[PAST EVENT] Tao Zhang, Computer Science - Oral Preliminary Exam Schedule
Modern microprocessors rely on branch prediction and speculative execution to achieve a high speed of high levels of instruction supply. Instead of issuing stalls and waiting for the branch target to be resolved, the CPU consults branch predictors for a possible destination and performs speculative execution. These microarchitecture design techniques can improve the utilization of instruction pipelines and out-of-order execution. However, the security implications of mispredictions and speculations have not drawn attention until recently. In early 2018, Spectre attacks negated the confidentiality and isolations in both software and hardware levels. This vulnerability stems from the side effects of the aforementioned performance enhancements. Namely, by manipulating branch predictors for an incorrect prediction, speculative execution can bypass bound checks or take place on arbitrary memory space. As a result, exploits can access the victim's secret during speculative execution and then exfiltrate the information over various microarchitectural covert channels.
Spectre, alongside its variants, presented an enormous security threat that is hard to mitigate fully, and existing defenses impose big performance overheads. In this dissertation, we address the threat from two perspectives. We first improve the understanding of exploitable hardware primitives with new transient trojan attacks. Next, we propose secure microarchitecture designs without compromising performance.
We first argue against the widely spread perception that the triggers and effects of transient execution attacks are fully understood, and recommended protections leave no room for any attack to occur. We present transient trojans, software modules that conceal their malicious activity within transient execution mode. They appear entirely benign, pass static and dynamic analysis checks, but reveal sensitive data when triggered. To construct these trojans, we perform a detailed analysis of the attack surface currently present in today's systems with respect to the recommended mitigation techniques. We reverse engineer branch predictors in several recent x86_64 processors to uncover previously unknown exploitation techniques. Using these techniques, we construct three types of transient trojans and demonstrate their stealthiness and practicality. Next, we present the secret token branch predictor unit (STBPU), a secure BPU design to defend against collision-based speculative execution attacks and BPU side channels whilst incurring little to no performance overhead. Recent attacks point out that many randomization-based cache designs are flawed and cannot prevent efficient eviction set constructions or leak information across epochs. Besides, due to the pivotal role on the critical paths, modern BPU has hierarchical structures that are not suitable for complex hash algorithms; changing branch prediction mechanisms could affect prediction accuracy. STBPU resolves the above challenges by customizing inside data representations for each software entity requiring isolation. Furthermore, STBPU monitors related hardware events and preemptively changes how BPU data is stored and interpreted. The future work aims to address in-place speculative execution attacks. Specifically, we conduct branch data dependency analysis and observe potentials to achieve early-stage branch resolution on applicable conditional and indirect branches.
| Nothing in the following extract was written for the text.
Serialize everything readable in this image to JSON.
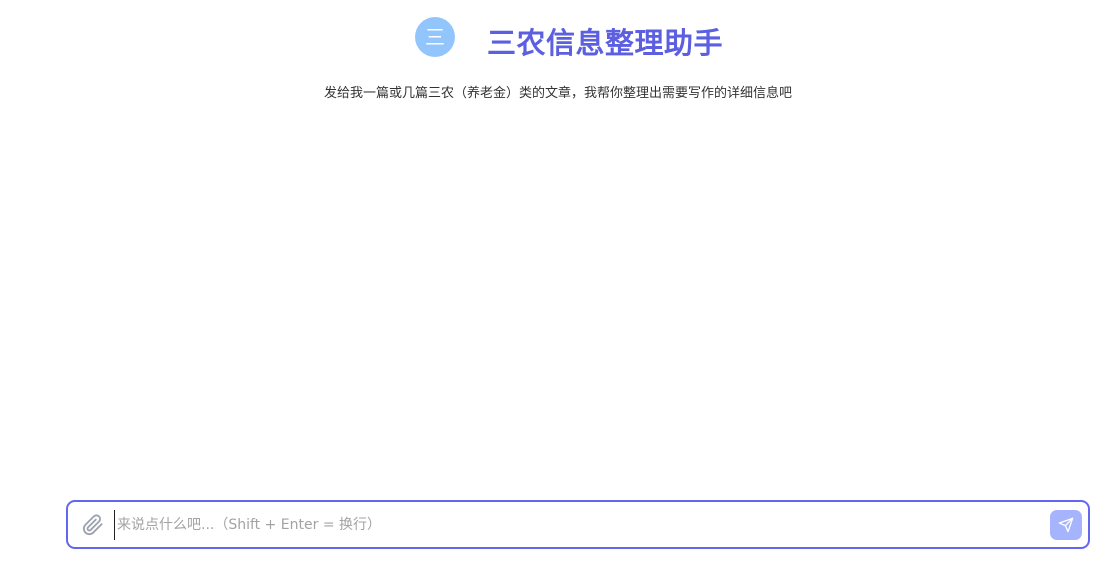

This design can achieve better security-performance trade-offs by limiting heavy protections to the unresolved branches.
Tao Zhang is a Ph.D. candidate in the Computer Science Department at William & Mary, under the supervision of Prof. Dmitry Evtyushkin. His research focuses on microarchitecture security, side and covert channels, and secure hardware design. Previously, he received his B.Eng. degree from North China University of Technology in 2012 and his M.S. degree from Central Michigan University in 2014.